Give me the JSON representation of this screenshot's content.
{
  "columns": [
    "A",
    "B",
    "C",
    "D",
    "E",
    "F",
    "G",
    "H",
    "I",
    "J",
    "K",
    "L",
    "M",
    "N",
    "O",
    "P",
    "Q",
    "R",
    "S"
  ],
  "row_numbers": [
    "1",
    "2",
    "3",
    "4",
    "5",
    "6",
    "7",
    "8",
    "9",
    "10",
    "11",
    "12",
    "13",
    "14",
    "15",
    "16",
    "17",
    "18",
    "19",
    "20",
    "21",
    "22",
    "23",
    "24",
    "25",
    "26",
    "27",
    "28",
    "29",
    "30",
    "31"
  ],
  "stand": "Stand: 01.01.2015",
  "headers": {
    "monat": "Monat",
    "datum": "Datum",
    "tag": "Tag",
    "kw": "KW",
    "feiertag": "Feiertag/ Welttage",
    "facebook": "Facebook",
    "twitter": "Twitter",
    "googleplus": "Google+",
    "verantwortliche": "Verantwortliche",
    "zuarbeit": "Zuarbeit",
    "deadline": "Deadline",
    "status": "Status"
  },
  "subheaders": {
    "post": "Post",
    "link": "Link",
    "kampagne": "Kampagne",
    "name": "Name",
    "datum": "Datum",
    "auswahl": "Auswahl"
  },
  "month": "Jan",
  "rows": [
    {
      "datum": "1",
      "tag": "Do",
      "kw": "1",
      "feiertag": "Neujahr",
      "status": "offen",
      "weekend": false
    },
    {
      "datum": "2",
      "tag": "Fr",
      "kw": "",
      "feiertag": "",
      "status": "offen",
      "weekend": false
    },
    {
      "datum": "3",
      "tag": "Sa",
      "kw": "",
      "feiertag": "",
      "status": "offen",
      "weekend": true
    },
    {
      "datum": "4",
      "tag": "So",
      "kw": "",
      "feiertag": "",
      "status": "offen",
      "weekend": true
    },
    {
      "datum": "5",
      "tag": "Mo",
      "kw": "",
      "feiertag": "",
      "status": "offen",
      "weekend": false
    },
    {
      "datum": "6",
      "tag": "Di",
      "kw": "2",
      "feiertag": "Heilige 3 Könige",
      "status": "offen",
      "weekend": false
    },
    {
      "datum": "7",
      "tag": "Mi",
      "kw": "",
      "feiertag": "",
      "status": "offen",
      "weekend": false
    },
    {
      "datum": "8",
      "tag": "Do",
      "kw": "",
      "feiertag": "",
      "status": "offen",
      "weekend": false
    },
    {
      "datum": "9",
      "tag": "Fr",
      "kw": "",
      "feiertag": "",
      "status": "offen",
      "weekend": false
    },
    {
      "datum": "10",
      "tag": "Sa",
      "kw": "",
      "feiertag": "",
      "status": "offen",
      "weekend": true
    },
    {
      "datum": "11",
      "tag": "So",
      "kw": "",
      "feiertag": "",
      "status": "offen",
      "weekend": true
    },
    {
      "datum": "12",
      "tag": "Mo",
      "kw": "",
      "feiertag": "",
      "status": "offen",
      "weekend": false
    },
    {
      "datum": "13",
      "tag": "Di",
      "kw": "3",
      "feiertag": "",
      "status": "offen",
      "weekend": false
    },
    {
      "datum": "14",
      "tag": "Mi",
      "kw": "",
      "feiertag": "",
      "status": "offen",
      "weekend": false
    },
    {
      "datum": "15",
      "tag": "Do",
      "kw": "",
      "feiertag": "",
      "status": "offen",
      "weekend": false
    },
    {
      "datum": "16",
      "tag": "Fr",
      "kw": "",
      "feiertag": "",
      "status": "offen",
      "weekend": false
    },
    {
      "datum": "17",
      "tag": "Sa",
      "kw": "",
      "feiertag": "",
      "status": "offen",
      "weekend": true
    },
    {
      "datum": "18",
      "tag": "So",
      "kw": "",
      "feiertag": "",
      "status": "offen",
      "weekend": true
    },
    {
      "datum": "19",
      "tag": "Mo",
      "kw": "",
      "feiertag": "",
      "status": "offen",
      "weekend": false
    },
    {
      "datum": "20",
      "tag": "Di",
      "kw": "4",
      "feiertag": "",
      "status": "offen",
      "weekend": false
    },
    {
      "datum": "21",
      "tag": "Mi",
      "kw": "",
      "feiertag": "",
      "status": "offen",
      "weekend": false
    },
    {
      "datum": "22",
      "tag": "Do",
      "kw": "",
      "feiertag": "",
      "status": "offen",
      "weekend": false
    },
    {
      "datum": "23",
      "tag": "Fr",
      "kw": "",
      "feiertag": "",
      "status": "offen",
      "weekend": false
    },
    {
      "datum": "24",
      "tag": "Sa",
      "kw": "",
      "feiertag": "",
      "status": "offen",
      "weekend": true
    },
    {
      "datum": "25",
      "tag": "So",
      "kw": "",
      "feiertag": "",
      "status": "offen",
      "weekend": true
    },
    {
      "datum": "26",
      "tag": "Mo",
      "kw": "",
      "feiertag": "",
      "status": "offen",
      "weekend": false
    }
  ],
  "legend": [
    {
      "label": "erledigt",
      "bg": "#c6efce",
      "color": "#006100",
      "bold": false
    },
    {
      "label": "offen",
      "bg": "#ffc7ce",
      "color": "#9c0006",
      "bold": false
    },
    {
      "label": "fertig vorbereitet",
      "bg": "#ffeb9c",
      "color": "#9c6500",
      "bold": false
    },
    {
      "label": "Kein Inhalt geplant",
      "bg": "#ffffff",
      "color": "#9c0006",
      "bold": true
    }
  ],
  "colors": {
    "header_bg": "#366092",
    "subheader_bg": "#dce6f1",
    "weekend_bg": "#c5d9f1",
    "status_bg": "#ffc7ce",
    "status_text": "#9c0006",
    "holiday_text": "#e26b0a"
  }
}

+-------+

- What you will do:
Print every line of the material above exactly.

- The answer:
Give me the JSON representation of this screenshot's content.
{
  "columns": [
    "A",
    "B",
    "C",
    "D",
    "E",
    "F",
    "G",
    "H",
    "I",
    "J",
    "K",
    "L",
    "M",
    "N",
    "O",
    "P",
    "Q",
    "R",
    "S"
  ],
  "row_numbers": [
    "1",
    "2",
    "3",
    "4",
    "5",
    "6",
    "7",
    "8",
    "9",
    "10",
    "11",
    "12",
    "13",
    "14",
    "15",
    "16",
    "17",
    "18",
    "19",
    "20",
    "21",
    "22",
    "23",
    "24",
    "25",
    "26",
    "27",
    "28",
    "29",
    "30",
    "31"
  ],
  "stand": "Stand: 01.01.2015",
  "headers": {
    "monat": "Monat",
    "datum": "Datum",
    "tag": "Tag",
    "kw": "KW",
    "feiertag": "Feiertag/ Welttage",
    "facebook": "Facebook",
    "twitter": "Twitter",
    "googleplus": "Google+",
    "verantwortliche": "Verantwortliche",
    "zuarbeit": "Zuarbeit",
    "deadline": "Deadline",
    "status": "Status"
  },
  "subheaders": {
    "post": "Post",
    "link": "Link",
    "kampagne": "Kampagne",
    "name": "Name",
    "datum": "Datum",
    "auswahl": "Auswahl"
  },
  "month": "Jan",
  "rows": [
    {
      "datum": "1",
      "tag": "Do",
      "kw": "1",
      "feiertag": "Neujahr",
      "status": "offen",
      "weekend": false
    },
    {
      "datum": "2",
      "tag": "Fr",
      "kw": "",
      "feiertag": "",
      "status": "offen",
      "weekend": false
    },
    {
      "datum": "3",
      "tag": "Sa",
      "kw": "",
      "feiertag": "",
      "status": "offen",
      "weekend": true
    },
    {
      "datum": "4",
      "tag": "So",
      "kw": "",
      "feiertag": "",
      "status": "offen",
      "weekend": true
    },
    {
      "datum": "5",
      "tag": "Mo",
      "kw": "",
      "feiertag": "",
      "status": "offen",
      "weekend": false
    },
    {
      "datum": "6",
      "tag": "Di",
      "kw": "2",
      "feiertag": "Heilige 3 Könige",
      "status": "offen",
      "weekend": false
    },
    {
      "datum": "7",
      "tag": "Mi",
      "kw": "",
      "feiertag": "",
      "status": "offen",
      "weekend": false
    },
    {
      "datum": "8",
      "tag": "Do",
      "kw": "",
      "feiertag": "",
      "status": "offen",
      "weekend": false
    },
    {
      "datum": "9",
      "tag": "Fr",
      "kw": "",
      "feiertag": "",
      "status": "offen",
      "weekend": false
    },
    {
      "datum": "10",
      "tag": "Sa",
      "kw": "",
      "feiertag": "",
      "status": "offen",
      "weekend": true
    },
    {
      "datum": "11",
      "tag": "So",
      "kw": "",
      "feiertag": "",
      "status": "offen",
      "weekend": true
    },
    {
      "datum": "12",
      "tag": "Mo",
      "kw": "",
      "feiertag": "",
      "status": "offen",
      "weekend": false
    },
    {
      "datum": "13",
      "tag": "Di",
      "kw": "3",
      "feiertag": "",
      "status": "offen",
      "weekend": false
    },
    {
      "datum": "14",
      "tag": "Mi",
      "kw": "",
      "feiertag": "",
      "status": "offen",
      "weekend": false
    },
    {
      "datum": "15",
      "tag": "Do",
      "kw": "",
      "feiertag": "",
      "status": "offen",
      "weekend": false
    },
    {
      "datum": "16",
      "tag": "Fr",
      "kw": "",
      "feiertag": "",
      "status": "offen",
      "weekend": false
    },
    {
      "datum": "17",
      "tag": "Sa",
      "kw": "",
      "feiertag": "",
      "status": "offen",
      "weekend": true
    },
    {
      "datum": "18",
      "tag": "So",
      "kw": "",
      "feiertag": "",
      "status": "offen",
      "weekend": true
    },
    {
      "datum": "19",
      "tag": "Mo",
      "kw": "",
      "feiertag": "",
      "status": "offen",
      "weekend": false
    },
    {
      "datum": "20",
      "tag": "Di",
      "kw": "4",
      "feiertag": "",
      "status": "offen",
      "weekend": false
    },
    {
      "datum": "21",
      "tag": "Mi",
      "kw": "",
      "feiertag": "",
      "status": "offen",
      "weekend": false
    },
    {
      "datum": "22",
      "tag": "Do",
      "kw": "",
      "feiertag": "",
      "status": "offen",
      "weekend": false
    },
    {
      "datum": "23",
      "tag": "Fr",
      "kw": "",
      "feiertag": "",
      "status": "offen",
      "weekend": false
    },
    {
      "datum": "24",
      "tag": "Sa",
      "kw": "",
      "feiertag": "",
      "status": "offen",
      "weekend": true
    },
    {
      "datum": "25",
      "tag": "So",
      "kw": "",
      "feiertag": "",
      "status": "offen",
      "weekend": true
    },
    {
      "datum": "26",
      "tag": "Mo",
      "kw": "",
      "feiertag": "",
      "status": "offen",
      "weekend": false
    }
  ],
  "legend": [
    {
      "label": "erledigt",
      "bg": "#c6efce",
      "color": "#006100",
      "bold": false
    },
    {
      "label": "offen",
      "bg": "#ffc7ce",
      "color": "#9c0006",
      "bold": false
    },
    {
      "label": "fertig vorbereitet",
      "bg": "#ffeb9c",
      "color": "#9c6500",
      "bold": false
    },
    {
      "label": "Kein Inhalt geplant",
      "bg": "#ffffff",
      "color": "#9c0006",
      "bold": true
    }
  ],
  "colors": {
    "header_bg": "#366092",
    "subheader_bg": "#dce6f1",
    "weekend_bg": "#c5d9f1",
    "status_bg": "#ffc7ce",
    "status_text": "#9c0006",
    "holiday_text": "#e26b0a"
  }
}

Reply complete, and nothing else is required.